-- Aim of the task --
The number of lines holding "cart" is all you should give; count them in the records below.

--- START ---

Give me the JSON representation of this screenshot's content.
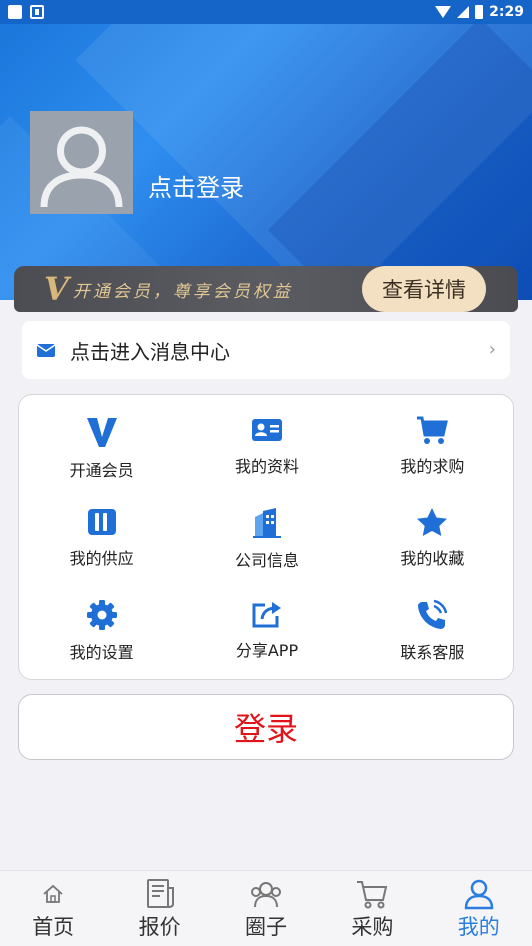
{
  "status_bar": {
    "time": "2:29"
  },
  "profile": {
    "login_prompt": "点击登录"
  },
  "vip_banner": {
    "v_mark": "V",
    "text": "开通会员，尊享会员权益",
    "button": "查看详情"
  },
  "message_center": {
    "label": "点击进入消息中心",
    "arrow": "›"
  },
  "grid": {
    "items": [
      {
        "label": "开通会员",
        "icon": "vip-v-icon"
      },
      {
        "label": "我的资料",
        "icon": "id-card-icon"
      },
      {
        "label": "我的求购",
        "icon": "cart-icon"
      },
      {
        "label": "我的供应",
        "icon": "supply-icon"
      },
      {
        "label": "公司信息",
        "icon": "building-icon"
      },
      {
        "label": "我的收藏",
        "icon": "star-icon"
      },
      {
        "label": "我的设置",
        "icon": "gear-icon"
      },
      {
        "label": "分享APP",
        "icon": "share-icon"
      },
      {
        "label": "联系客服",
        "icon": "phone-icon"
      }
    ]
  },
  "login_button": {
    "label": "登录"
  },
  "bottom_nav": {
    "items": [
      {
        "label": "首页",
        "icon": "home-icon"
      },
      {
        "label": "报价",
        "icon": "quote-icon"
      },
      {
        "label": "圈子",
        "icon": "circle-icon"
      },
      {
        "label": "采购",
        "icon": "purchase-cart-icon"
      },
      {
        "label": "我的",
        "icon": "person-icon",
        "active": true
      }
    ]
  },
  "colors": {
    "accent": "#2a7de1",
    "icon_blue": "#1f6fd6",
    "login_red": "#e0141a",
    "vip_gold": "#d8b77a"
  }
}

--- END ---
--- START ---

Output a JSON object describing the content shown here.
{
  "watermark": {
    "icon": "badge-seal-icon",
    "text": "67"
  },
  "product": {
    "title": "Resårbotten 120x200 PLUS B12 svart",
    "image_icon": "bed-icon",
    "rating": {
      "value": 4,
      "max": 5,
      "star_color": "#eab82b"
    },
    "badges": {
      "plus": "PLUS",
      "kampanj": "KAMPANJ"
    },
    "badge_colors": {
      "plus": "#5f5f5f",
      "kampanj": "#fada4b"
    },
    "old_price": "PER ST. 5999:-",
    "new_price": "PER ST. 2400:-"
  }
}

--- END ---

-- Answer space --
2